## What this task involves
Go through the listing below and show each line that has the word "voluptatibus".

····················

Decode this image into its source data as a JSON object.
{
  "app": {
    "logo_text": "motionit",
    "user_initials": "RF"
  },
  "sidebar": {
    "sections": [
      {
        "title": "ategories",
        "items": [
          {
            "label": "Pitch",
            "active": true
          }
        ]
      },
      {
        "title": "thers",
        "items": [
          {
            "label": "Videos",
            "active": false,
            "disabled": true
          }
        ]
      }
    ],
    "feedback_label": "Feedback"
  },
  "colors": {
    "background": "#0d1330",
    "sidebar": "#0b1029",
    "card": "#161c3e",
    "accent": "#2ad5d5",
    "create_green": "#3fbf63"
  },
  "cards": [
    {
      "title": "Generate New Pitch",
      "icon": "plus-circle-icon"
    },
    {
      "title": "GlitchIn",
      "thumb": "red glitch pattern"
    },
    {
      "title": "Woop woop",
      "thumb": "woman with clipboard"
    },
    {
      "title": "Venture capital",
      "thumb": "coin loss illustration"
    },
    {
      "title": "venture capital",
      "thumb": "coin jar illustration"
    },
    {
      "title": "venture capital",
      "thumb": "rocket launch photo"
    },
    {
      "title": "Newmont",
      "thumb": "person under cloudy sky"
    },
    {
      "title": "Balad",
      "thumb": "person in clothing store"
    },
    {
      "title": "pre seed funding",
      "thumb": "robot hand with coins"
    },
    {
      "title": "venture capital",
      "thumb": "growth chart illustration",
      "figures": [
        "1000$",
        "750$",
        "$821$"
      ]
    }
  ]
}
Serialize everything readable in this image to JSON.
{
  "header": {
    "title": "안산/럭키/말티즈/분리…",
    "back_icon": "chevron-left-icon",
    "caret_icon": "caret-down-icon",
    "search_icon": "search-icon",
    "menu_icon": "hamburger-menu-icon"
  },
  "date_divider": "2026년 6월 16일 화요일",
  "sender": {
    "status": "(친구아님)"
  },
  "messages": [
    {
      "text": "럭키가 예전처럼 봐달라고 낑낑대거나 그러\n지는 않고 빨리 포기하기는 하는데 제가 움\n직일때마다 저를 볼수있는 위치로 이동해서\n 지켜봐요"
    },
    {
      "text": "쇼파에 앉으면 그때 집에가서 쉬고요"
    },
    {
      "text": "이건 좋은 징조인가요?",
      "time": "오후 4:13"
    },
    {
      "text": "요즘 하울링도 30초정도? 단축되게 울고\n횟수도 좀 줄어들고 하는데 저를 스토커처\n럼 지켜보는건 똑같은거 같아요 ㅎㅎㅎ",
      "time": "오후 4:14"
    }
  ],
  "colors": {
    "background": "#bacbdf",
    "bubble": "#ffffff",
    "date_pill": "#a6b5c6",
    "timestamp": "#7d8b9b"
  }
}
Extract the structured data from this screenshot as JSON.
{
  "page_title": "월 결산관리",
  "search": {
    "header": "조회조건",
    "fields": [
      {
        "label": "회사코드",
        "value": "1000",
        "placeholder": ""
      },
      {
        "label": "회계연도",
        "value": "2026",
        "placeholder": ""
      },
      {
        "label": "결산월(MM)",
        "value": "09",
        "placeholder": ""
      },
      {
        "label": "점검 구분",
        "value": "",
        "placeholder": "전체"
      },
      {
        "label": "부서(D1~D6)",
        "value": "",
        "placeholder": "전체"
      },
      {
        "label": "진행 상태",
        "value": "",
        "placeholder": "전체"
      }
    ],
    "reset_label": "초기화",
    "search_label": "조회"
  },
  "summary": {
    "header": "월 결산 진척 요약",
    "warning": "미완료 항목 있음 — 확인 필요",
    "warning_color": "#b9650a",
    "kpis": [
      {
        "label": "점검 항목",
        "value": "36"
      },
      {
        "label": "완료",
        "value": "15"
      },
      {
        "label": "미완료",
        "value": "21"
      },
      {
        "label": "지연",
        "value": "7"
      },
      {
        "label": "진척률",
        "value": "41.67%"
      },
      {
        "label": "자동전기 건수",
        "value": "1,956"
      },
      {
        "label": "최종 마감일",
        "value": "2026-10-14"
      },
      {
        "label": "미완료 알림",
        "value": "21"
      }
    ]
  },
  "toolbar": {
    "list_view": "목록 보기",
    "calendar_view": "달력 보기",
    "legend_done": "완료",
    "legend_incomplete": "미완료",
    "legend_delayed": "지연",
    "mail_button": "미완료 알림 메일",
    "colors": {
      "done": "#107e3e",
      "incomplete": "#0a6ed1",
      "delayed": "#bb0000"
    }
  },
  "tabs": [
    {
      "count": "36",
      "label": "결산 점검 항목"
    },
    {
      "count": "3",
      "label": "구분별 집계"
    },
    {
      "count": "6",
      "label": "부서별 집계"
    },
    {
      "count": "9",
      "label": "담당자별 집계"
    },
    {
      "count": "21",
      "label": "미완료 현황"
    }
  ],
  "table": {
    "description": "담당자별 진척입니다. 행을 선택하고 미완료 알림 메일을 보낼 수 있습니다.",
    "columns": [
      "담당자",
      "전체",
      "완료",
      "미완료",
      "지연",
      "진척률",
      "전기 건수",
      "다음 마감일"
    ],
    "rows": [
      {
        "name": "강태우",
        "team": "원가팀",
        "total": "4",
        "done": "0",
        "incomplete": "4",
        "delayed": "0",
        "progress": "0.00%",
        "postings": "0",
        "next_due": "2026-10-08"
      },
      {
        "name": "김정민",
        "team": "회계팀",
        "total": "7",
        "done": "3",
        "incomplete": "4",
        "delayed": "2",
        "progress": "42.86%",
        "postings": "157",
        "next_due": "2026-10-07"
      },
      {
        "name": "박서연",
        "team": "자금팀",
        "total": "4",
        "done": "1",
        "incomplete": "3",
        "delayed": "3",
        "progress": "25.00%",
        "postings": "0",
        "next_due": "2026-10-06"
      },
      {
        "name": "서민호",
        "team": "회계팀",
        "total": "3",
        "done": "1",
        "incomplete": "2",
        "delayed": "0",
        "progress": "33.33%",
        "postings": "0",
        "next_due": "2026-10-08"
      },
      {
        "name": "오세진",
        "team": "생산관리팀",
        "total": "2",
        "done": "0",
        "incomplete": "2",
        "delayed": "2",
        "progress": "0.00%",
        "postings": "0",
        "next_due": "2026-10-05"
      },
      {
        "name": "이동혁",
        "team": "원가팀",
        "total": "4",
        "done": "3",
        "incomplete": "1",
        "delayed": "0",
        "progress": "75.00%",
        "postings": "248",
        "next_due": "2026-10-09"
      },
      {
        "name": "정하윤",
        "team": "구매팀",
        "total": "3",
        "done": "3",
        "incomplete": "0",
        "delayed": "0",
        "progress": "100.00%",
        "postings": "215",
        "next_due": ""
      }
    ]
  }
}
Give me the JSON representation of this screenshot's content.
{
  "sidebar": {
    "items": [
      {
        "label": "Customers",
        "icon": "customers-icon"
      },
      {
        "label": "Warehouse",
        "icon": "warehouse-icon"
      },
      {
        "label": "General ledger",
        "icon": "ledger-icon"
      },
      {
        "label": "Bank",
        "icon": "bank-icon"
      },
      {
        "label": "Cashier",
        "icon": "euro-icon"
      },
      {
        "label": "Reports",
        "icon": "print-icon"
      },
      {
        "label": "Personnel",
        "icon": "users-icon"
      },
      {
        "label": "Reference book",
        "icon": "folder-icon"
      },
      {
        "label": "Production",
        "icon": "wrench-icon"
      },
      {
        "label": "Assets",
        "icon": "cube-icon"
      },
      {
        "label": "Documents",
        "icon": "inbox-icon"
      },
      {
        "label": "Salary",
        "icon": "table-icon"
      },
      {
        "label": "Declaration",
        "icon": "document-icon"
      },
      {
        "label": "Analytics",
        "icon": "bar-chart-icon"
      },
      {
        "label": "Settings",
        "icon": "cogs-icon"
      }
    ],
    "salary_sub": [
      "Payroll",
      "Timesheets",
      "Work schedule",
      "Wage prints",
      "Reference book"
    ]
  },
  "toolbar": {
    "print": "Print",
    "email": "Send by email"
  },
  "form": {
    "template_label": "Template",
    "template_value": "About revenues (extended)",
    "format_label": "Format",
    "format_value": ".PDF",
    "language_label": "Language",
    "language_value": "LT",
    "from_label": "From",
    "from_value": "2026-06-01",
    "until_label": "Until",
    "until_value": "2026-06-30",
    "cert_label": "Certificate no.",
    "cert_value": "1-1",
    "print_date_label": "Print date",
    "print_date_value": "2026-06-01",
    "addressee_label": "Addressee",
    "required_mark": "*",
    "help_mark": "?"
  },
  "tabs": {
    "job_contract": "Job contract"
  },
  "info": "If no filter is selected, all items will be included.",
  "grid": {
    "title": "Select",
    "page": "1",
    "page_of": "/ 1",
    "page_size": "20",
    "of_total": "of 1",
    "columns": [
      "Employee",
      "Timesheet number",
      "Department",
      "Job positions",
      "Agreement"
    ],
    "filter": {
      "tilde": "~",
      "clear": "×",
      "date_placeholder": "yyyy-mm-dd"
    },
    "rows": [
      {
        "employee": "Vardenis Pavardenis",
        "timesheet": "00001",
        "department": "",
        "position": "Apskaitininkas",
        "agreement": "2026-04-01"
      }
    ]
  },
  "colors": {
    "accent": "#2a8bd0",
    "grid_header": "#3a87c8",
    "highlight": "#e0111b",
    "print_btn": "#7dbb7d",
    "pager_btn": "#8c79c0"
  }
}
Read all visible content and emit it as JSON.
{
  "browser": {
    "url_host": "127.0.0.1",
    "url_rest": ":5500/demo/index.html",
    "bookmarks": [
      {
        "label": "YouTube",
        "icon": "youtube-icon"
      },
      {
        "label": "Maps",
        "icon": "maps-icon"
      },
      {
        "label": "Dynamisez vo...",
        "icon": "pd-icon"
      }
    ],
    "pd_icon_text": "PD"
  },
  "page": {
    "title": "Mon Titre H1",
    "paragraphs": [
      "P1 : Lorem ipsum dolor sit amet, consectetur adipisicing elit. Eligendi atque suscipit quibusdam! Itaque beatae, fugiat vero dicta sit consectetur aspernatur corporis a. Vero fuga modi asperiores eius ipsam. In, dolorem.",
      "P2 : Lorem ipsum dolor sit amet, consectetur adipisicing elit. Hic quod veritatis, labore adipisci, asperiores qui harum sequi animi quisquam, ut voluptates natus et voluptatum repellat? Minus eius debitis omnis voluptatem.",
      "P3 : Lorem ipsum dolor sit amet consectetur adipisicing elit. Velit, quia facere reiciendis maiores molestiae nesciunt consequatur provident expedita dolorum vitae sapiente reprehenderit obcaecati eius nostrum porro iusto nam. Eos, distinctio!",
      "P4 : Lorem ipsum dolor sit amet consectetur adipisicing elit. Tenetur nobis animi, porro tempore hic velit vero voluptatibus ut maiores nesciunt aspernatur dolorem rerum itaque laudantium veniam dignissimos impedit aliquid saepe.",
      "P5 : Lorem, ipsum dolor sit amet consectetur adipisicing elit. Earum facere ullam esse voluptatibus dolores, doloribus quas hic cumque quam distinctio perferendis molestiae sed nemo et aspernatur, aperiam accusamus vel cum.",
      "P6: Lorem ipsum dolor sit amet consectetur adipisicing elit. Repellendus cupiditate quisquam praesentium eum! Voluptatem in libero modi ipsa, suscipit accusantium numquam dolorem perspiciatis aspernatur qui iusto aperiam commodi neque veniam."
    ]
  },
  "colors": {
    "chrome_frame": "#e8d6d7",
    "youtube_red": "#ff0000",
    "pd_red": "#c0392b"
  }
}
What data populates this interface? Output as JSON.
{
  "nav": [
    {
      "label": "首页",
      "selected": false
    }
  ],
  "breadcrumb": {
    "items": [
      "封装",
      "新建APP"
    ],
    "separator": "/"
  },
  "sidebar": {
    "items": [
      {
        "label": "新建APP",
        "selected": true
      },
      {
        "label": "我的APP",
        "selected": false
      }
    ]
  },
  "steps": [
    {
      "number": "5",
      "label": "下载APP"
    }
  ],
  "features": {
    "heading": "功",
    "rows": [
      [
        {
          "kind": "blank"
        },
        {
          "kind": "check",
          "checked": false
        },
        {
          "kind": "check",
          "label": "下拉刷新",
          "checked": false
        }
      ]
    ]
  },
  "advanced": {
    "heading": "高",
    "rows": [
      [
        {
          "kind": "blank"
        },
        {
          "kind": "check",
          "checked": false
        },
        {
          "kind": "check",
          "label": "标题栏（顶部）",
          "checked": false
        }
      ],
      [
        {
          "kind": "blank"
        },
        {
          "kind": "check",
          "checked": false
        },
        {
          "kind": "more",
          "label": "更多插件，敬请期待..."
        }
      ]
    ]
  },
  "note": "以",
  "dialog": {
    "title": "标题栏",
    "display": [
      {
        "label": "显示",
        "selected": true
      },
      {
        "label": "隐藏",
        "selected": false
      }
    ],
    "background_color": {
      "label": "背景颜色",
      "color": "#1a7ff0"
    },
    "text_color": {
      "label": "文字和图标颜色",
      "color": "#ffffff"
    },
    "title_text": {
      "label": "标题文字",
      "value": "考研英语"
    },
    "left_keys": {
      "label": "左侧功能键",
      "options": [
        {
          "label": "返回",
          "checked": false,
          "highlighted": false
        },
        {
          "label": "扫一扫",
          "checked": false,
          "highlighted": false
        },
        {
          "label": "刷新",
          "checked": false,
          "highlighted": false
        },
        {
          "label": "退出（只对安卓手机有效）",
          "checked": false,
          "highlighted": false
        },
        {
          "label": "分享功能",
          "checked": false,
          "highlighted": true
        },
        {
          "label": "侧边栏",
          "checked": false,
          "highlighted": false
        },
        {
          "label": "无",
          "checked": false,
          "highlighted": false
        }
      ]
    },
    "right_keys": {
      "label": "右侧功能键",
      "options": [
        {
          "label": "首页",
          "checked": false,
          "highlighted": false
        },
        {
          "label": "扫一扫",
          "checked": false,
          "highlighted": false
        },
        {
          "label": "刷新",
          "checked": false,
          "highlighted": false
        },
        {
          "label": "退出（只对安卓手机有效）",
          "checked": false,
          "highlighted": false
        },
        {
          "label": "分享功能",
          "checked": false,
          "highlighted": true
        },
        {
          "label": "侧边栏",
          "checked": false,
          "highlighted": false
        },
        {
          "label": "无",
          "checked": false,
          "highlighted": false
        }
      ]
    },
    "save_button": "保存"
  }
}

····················

## Reply to the task
      "P4 : Lorem ipsum dolor sit amet consectetur adipisicing elit. Tenetur nobis animi, porro tempore hic velit vero voluptatibus ut maiores nesciunt aspernatur dolorem rerum itaque laudantium veniam dignissimos impedit aliquid saepe.",
      "P5 : Lorem, ipsum dolor sit amet consectetur adipisicing elit. Earum facere ullam esse voluptatibus dolores, doloribus quas hic cumque quam distinctio perferendis molestiae sed nemo et aspernatur, aperiam accusamus vel cum.",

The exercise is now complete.